The catcher changed worked for two innings, then the Red Sox got crushed
NEW YORK — The Red Sox returned to Yankee Stadium on Tuesday for the first time since Oct. 9. That was the night they clinched their playoff series against the Yankees and soaked the visitors’ clubhouse in champagne.
It wasn’t that long ago, but it sure seems like ancient history now.
The demise of the World Series champions continued with an 8-0 loss against the Yankees.
The Red Sox are 6-12, their worst 18-game start since the 1996 team was 3-15. The Sox are already 7½ games out of first place, the largest deficit in the majors, and have been outscored by 40 runs.
It’s the worst start for a defending champion since the 1998 Florida Marlins were 5-13. That Marlins team was overmatched, having traded away its best players at the order of parsimonious owner Wayne Huizenga. These Red Sox have the highest payroll in the game and no such excuses.
A sense of resignation is starting to settle in.
“Nobody wants to lose, but it’s just one of those things that’s part of it,” Mookie Betts said. “Got to live with the good and the bad.”
The Sox changed their mix before the game, replacing Blake Swihart with Sandy Leon. The idea was to give Chris Sale his personal catcher back so he could shine against the injury-ravaged Yankees.

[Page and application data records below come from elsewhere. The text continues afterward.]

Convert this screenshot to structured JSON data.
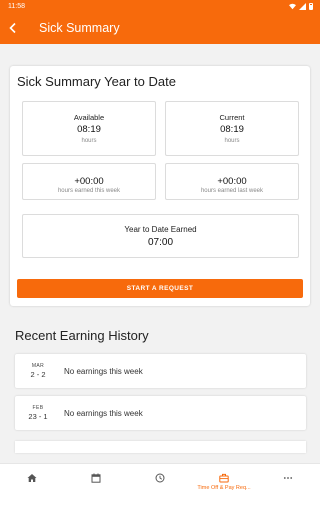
{
  "status_bar": {
    "time": "11:58"
  },
  "header": {
    "title": "Sick Summary"
  },
  "summary": {
    "title": "Sick Summary Year to Date",
    "available": {
      "label": "Available",
      "value": "08:19",
      "unit": "hours"
    },
    "current": {
      "label": "Current",
      "value": "08:19",
      "unit": "hours"
    },
    "this_week": {
      "value": "+00:00",
      "label": "hours earned this week"
    },
    "last_week": {
      "value": "+00:00",
      "label": "hours earned last week"
    },
    "ytd": {
      "label": "Year to Date Earned",
      "value": "07:00"
    },
    "button_label": "START A REQUEST"
  },
  "history": {
    "title": "Recent Earning History",
    "items": [
      {
        "month": "MAR",
        "range": "2 - 2",
        "text": "No earnings this week"
      },
      {
        "month": "FEB",
        "range": "23 - 1",
        "text": "No earnings this week"
      }
    ]
  },
  "nav": {
    "items": [
      {
        "icon": "home-icon",
        "label": ""
      },
      {
        "icon": "calendar-icon",
        "label": ""
      },
      {
        "icon": "clock-icon",
        "label": ""
      },
      {
        "icon": "briefcase-icon",
        "label": "Time Off & Pay Req..."
      },
      {
        "icon": "more-icon",
        "label": ""
      }
    ],
    "active_color": "#f76a0c",
    "inactive_color": "#555555"
  },
  "colors": {
    "accent": "#f76a0c",
    "background": "#f2f2f2",
    "card": "#ffffff"
  }
}
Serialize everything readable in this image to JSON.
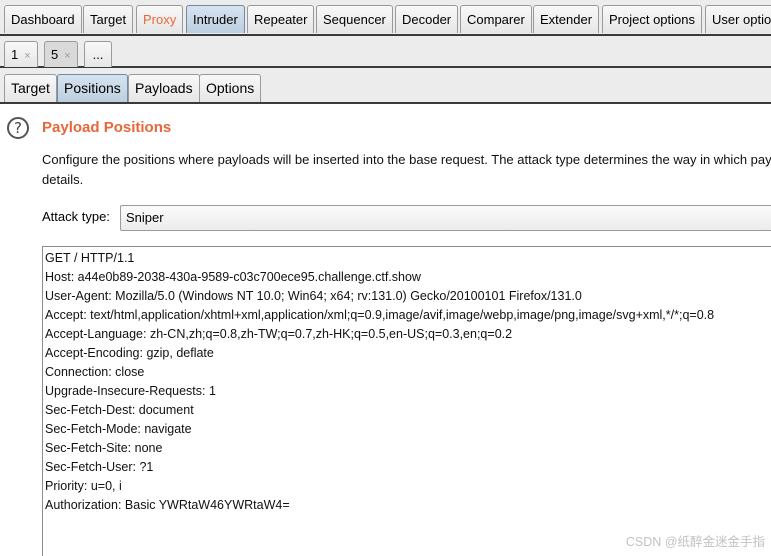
{
  "top_tabs": [
    "Dashboard",
    "Target",
    "Proxy",
    "Intruder",
    "Repeater",
    "Sequencer",
    "Decoder",
    "Comparer",
    "Extender",
    "Project options",
    "User optio"
  ],
  "num_tabs": [
    "1",
    "5",
    "..."
  ],
  "close_glyph": "×",
  "sub_tabs": [
    "Target",
    "Positions",
    "Payloads",
    "Options"
  ],
  "section": {
    "help_glyph": "?",
    "title": "Payload Positions",
    "description": "Configure the positions where payloads will be inserted into the base request. The attack type determines the way in which pay details."
  },
  "attack": {
    "label": "Attack type:",
    "value": "Sniper"
  },
  "request_lines": [
    "GET / HTTP/1.1",
    "Host: a44e0b89-2038-430a-9589-c03c700ece95.challenge.ctf.show",
    "User-Agent: Mozilla/5.0 (Windows NT 10.0; Win64; x64; rv:131.0) Gecko/20100101 Firefox/131.0",
    "Accept: text/html,application/xhtml+xml,application/xml;q=0.9,image/avif,image/webp,image/png,image/svg+xml,*/*;q=0.8",
    "Accept-Language: zh-CN,zh;q=0.8,zh-TW;q=0.7,zh-HK;q=0.5,en-US;q=0.3,en;q=0.2",
    "Accept-Encoding: gzip, deflate",
    "Connection: close",
    "Upgrade-Insecure-Requests: 1",
    "Sec-Fetch-Dest: document",
    "Sec-Fetch-Mode: navigate",
    "Sec-Fetch-Site: none",
    "Sec-Fetch-User: ?1",
    "Priority: u=0, i",
    "Authorization: Basic YWRtaW46YWRtaW4="
  ],
  "watermark": "CSDN @纸醉金迷金手指",
  "colors": {
    "accent": "#e8673a",
    "active_tab": "#c9d8e6"
  }
}
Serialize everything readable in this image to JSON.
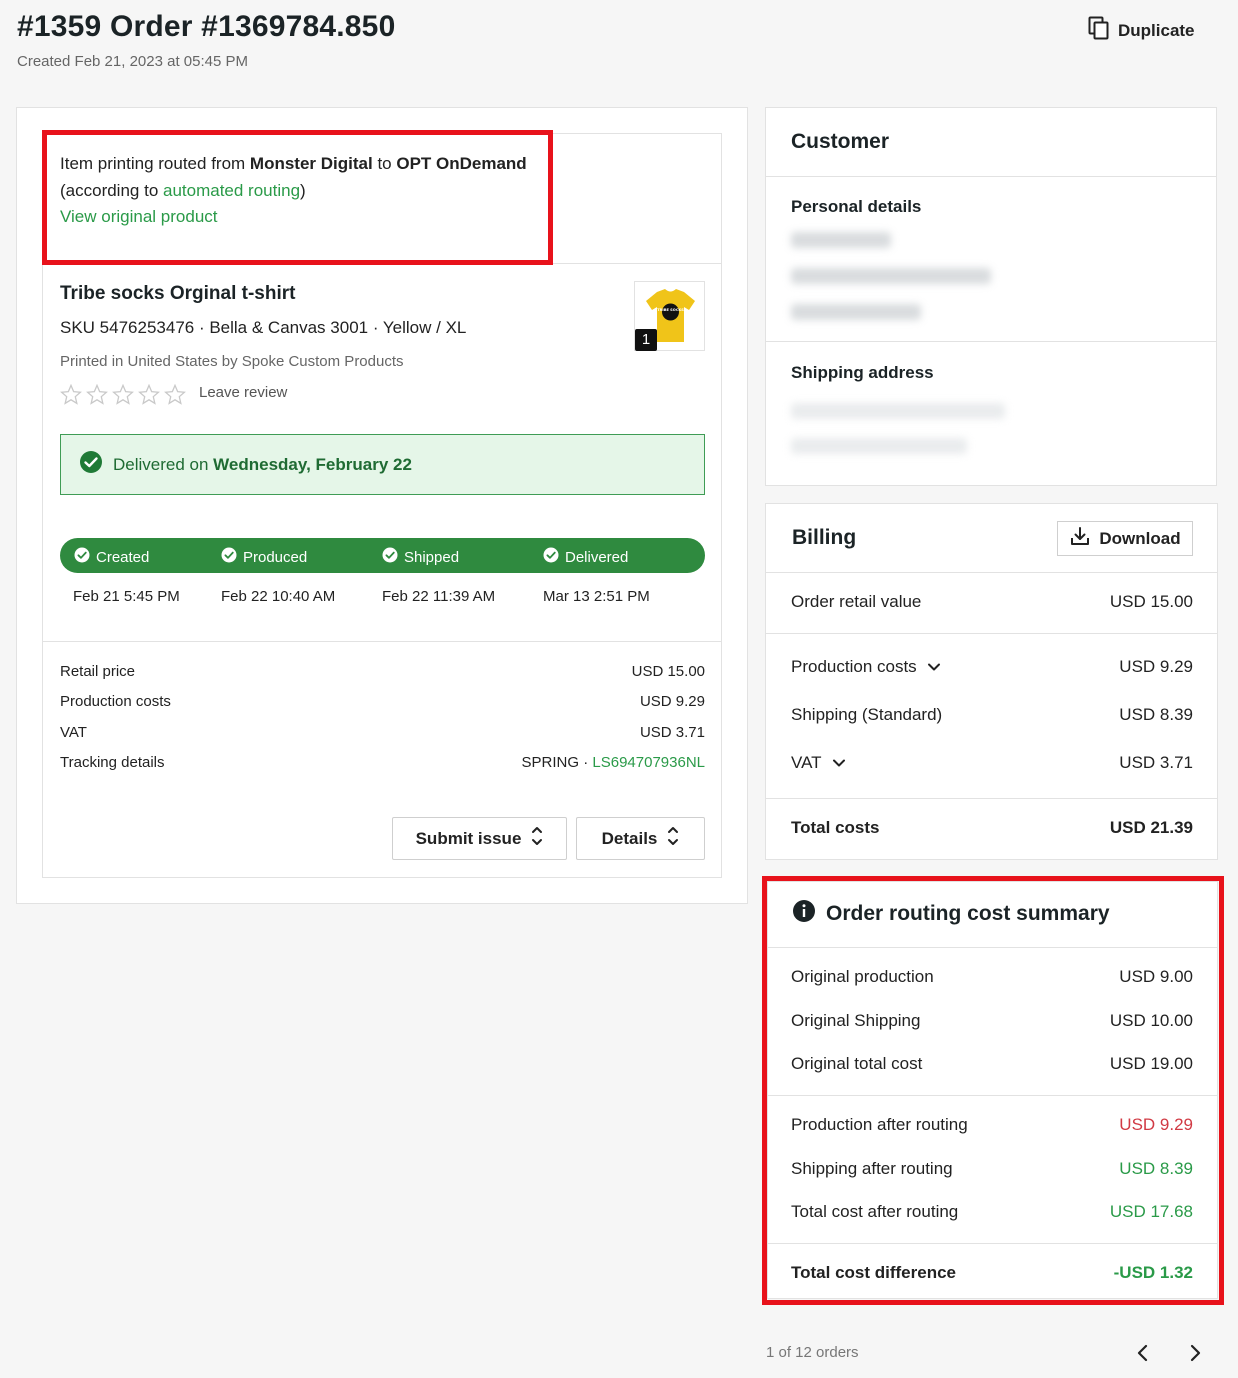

It worked for two innings, Sale setting down six hitters in order on 22 pitches as his fastball flashed 97 miles per hour and his slider showed previously unseen bite.
The lefthander allowed two runs on six hits in the two innings that followed, the Yankees cracking a series of hard-hit balls, including a home run from Clint Frazier and a run-scoring double by Mike Tauchman.
Sale (0-4) allowed four runs over five innings. That actually dropped his earned run average to 8.50.
Sale was not interested in analyzing the particulars of his season.
“I’ve got to find a way to pitch better,” he said. “This is flat-out embarrassing for my family, for my team, for our fans. This is about as bad as it gets. I have to pitch better.
“I keep saying the same thing. I go out there and give four runs here, five runs here, seven runs there. I’m not getting to the sixth, seventh inning like I should. That’s who I am. I’m supposed to pitch to the sixth, seventh, eighth inning.”
Manager Alex Cora, searching for hopeful signs like they’re Easter eggs in tall grass, predicted “the real Chris Sale” would show up in his next start based on the quality of his pitches against the Yankees.
“You better [expletive] hope so,” Sale said.
James Paxton, who was 1-2 with a 6.00 ERA, retired the first nine Sox in a row. The lefthander went eight innings and allowed two hits with one walk and 12 strikeouts.
The closest the Sox came to scoring was in the fourth inning when Betts drew a walk and Xander Bogaerts hit a fastball off the top of the wall in right that bounced back onto the field.
“Like an inch away,” Bogaerts said.
With runners on second and third and the Sox down, 2-0, righthanded hitters J.D. Martinez and Steve Pearce popped to right field before Mitch Moreland struck out.
“Xander’s ball doesn’t go out by inches but it’s still a good situation for us,” Cora said. “Second and third and we weren’t able to score. From there, they add on.”
Righthander Erasmo Ramirez, who was called up from Triple A Pawtucket before the game, replaced Sale for the sixth inning.
The 28-year-old journeyman was immediately bad. Gio Urshela doubled and Brett Gardner drew a walk. The Yankees then had Austin Romine bunt the runners along.
Manager Aaron Boone should be fined by his team’s kangaroo court for playing for one run against a Red Sox pitcher.
Ramirez left a cutter over the plate and Tauchman drilled it into the second deck in right field for his first major league home run.
Gleyber Torres homered in the seventh inning off Ramirez.
The game was the first time the Red Sox and Yankees had losing records when playing each other at least 15 games into the season since 1992.
The second game of the two-game series will be Wednesday night with Nathan Eovaldi facing J.A. Happ.
“I know who we are, the guys we’ve got in this group,” Sale said. “We’re resilient. We’re going to keep fighting. We’re not going to hang our heads. Obviously, we know where we’re at; we know we need to pick it up.
“We’ve got to keep grinding . . . what else can we do?”